The Cass County History of 1882 says: "The Pioneers who penetrated Southwestern Michigan found a land as fertile and as fair to look upon as the heart could wish. In the spring, the woods were odorous with the spicy exhalations of bursting buds and the prairies were jeweled with strange and brilliant flowers. The stars that in earths ferment do shine while the luxuriant growth of tall waving grass gave evidence of the strength of the virgin soil which it clothes."

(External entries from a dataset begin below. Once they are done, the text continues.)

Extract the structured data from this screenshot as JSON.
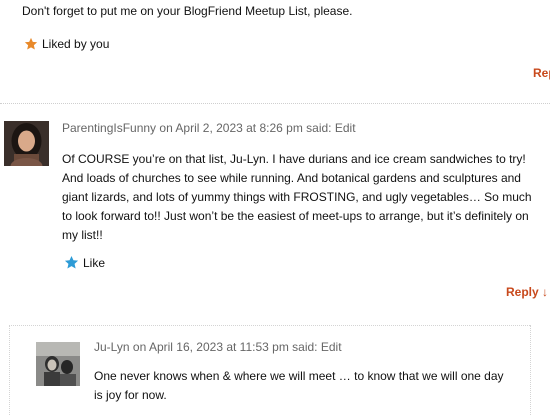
{
  "comment_top": {
    "text": "Don't forget to put me on your BlogFriend Meetup List, please.",
    "liked_label": "Liked by you",
    "reply_label": "Repl"
  },
  "comment_parenting": {
    "author": "ParentingIsFunny",
    "meta_rest": "on April 2, 2023 at 8:26 pm said:",
    "edit_label": "Edit",
    "body_lines": [
      "Of COURSE you’re on that list, Ju-Lyn. I have durians and ice cream sandwiches to try!",
      "And loads of churches to see while running. And botanical gardens and sculptures and",
      "giant lizards, and lots of yummy things with FROSTING, and ugly vegetables… So much",
      "to look forward to!! Just won’t be the easiest of meet-ups to arrange, but it’s definitely on",
      "my list!!"
    ],
    "like_label": "Like",
    "reply_label": "Reply ↓"
  },
  "comment_julyn": {
    "author": "Ju-Lyn",
    "meta_rest": "on April 16, 2023 at 11:53 pm said:",
    "edit_label": "Edit",
    "body_lines": [
      "One never knows when & where we will meet … to know that we will one day",
      "is joy for now."
    ]
  },
  "colors": {
    "liked_star": "#e8892a",
    "like_star": "#2d9bd6",
    "reply_link": "#c8491c"
  },
  "icons": {
    "liked": "star-filled-orange",
    "like": "star-filled-blue"
  }
}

In 1836, Josepheus Gard purchased from the government much of the land presently comprising the Village limits. The Village was formed in 1879, but its name was decided for it, June 16, 1843. The Village took its name from the name already given to the township when it was organized at the home of Daniel G. Rouse in 1843. The name "Marcellus" was suggested by Judge Littlejohn of Allegan, our Representative in the legislature. The name "Cambria" was first chosen, but there was another township of that name.
There is an old theater in Rome among the ruins of antiquity named the "Marcellus Theater." Claudius Marcellus was the husband of Octavia, sister of the Roman Emperor Augustus. Marcellus was a consul. Their son Marcus Marcellus might have followed Augustus as Emperor except for his early death. When Octavia died, Augustus built a temple in her honor.
In 1868 there were four farm houses in what is now Marcellus and the Main Street running west wound south around a little lake. In this year George W. Jones purchased 211 acres of land which in now Marcellus for $13,000.00. This was at the time considered an extravagant price. Impressed with the belief that it was an ideal site for a settlement due to its geographic location and the possibility that a railroad would be built through the area, he began to plat a village and this was completed and recorded in April, 1870. The village was incorporated in 1879.
Leander Bridges, George Roach and David Snyder owned land adjacent to that purchased by Jones and they joined him in platting the village. Located in the geographical center of the township, the new town's growth was phenomenal. With the coming of the railroad in 1871, the future of Marcellus seemed assured.